Interface dataset entries:
********
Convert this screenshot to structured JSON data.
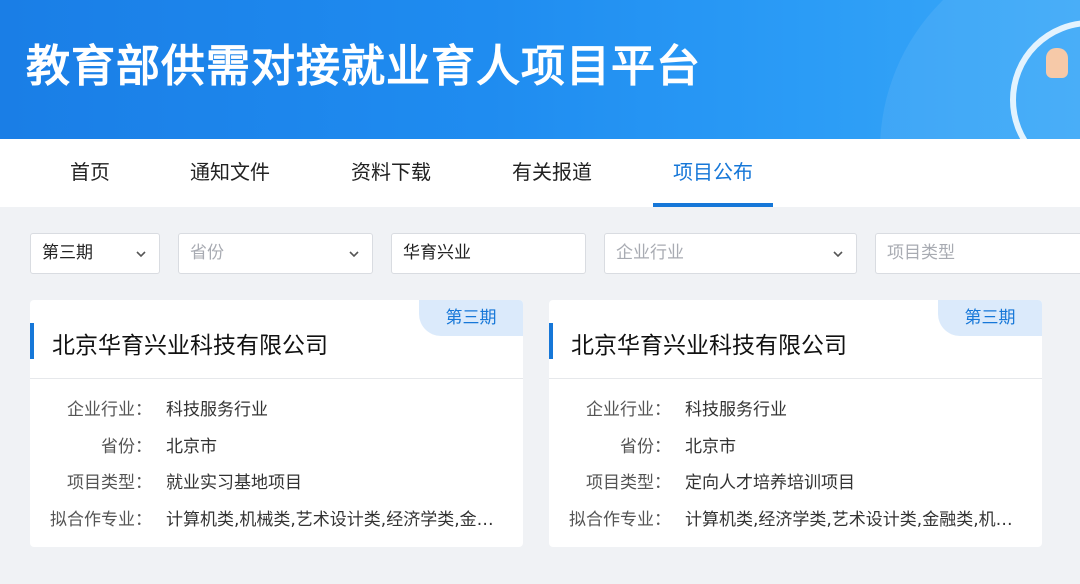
{
  "header": {
    "title": "教育部供需对接就业育人项目平台"
  },
  "nav": {
    "items": [
      {
        "label": "首页"
      },
      {
        "label": "通知文件"
      },
      {
        "label": "资料下载"
      },
      {
        "label": "有关报道"
      },
      {
        "label": "项目公布"
      }
    ],
    "active": "项目公布"
  },
  "filters": {
    "batch": "第三期",
    "province_placeholder": "省份",
    "keyword": "华育兴业",
    "industry_placeholder": "企业行业",
    "type_placeholder": "项目类型"
  },
  "labels": {
    "industry": "企业行业：",
    "province": "省份：",
    "type": "项目类型：",
    "majors": "拟合作专业："
  },
  "cards": [
    {
      "badge": "第三期",
      "name": "北京华育兴业科技有限公司",
      "industry": "科技服务行业",
      "province": "北京市",
      "type": "就业实习基地项目",
      "majors": "计算机类,机械类,艺术设计类,经济学类,金融类"
    },
    {
      "badge": "第三期",
      "name": "北京华育兴业科技有限公司",
      "industry": "科技服务行业",
      "province": "北京市",
      "type": "定向人才培养培训项目",
      "majors": "计算机类,经济学类,艺术设计类,金融类,机械类"
    }
  ],
  "colors": {
    "accent": "#1677d8",
    "banner": "#1f8cf0",
    "badge_bg": "#dbeafb"
  }
}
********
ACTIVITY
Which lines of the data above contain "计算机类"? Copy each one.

ANSWER BOX
      "majors": "计算机类,机械类,艺术设计类,经济学类,金融类"
      "majors": "计算机类,经济学类,艺术设计类,金融类,机械类"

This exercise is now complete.